Your hair color will look the most believable -- and take the least amount of upkeep -- if you stick as close to your natural shade as possible. But because gray hair often grows in with a different texture than regular hair, "you may need to go a shade darker in order to cover grays completely," says celebrity colorist Rita Hazan.
If you’re coloring your hair at home, Black advises to concentrate the color just on your roots. “Only pull the dye through to the tip of your hair if you think you really need it, otherwise your ends could start to look too concentrated and darker than your roots,” he says.
If you prefer to get your color done at the salon, ask your colorist to add a few highlights at your next appointment, Hazan says. "They add a few other tones to your hair so that there's not as dramatic a contrast when your gray grows in," she says.
If you’re in-between root touch-ups, avoid drawing attention to any regrowth by wearing your hair in a loose, messy part. A clean, precise part, or hair pulled back tight from your hairline will only emphasize any gray roots you may have.

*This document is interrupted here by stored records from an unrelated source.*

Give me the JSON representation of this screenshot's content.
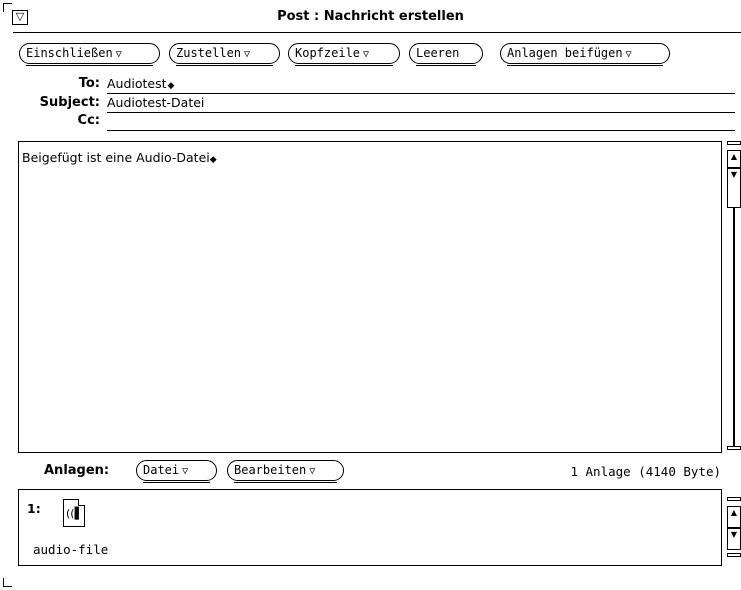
{
  "window": {
    "title": "Post : Nachricht erstellen",
    "menu_glyph": "▽"
  },
  "toolbar": {
    "buttons": [
      {
        "label": "Einschließen",
        "menu": true
      },
      {
        "label": "Zustellen",
        "menu": true
      },
      {
        "label": "Kopfzeile",
        "menu": true
      },
      {
        "label": "Leeren",
        "menu": false
      },
      {
        "label": "Anlagen beifügen",
        "menu": true
      }
    ],
    "menu_arrow": "▽"
  },
  "header": {
    "to_label": "To:",
    "to_value": "Audiotest",
    "subject_label": "Subject:",
    "subject_value": "Audiotest-Datei",
    "cc_label": "Cc:",
    "cc_value": ""
  },
  "message": {
    "body": "Beigefügt ist eine Audio-Datei"
  },
  "attachments": {
    "label": "Anlagen:",
    "datei_button": "Datei",
    "bearbeiten_button": "Bearbeiten",
    "status": "1 Anlage (4140 Byte)",
    "items": [
      {
        "number": "1:",
        "name": "audio-file",
        "icon": "audio-file-icon"
      }
    ]
  }
}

There are a multitude of innovative products to help disguise gray roots temporarily these days. If you’re at home, try Hazan’s Root Concealer, $25, a spray-on formula that has a targeted nozzle to get coverage right where you need it. If you’re on the go, Color Wow Root Cover Up, $34.50, is a brush-on powder that’s foolproof and easy to use. Both formulas stay on hair until you shampoo them out.
Tired of fighting it? Going gray can be a great style statement, and you'd be in great company -- plenty of celebs have embraced their natural gray hair and couldn't look better.
Helen Mirren shows how a short bob cut can make gray hair feel sleek and polished.
If you've been coloring your gray for a while but want to let it grow out for good, consider a pixie like Jamie Lee Curtis, to let your grays grow out all together.
Both Hazan and Black agree that a clear gloss will add luster to gray hair, which can sometimes look and feel brittle. Every other week, after you've shampooed, saturate your hair with a gloss and let it sit for five minutes, then rinse. Try John Frieda Luminous Color Glaze Clear Shine, $9.99.
Gray hair can sometimes develop a yellow tinge due to environmental factors. Make sure you shampoo and condition with a formula to combat that effect. (Black recommends Aveda Blue Malva Shampoo and Conditioner, $18 each). Moisture is also a big factor in keeping gray hair feeling soft. Once a month, alternate your usual conditioner with a hair mask, to give it a deeper treatment.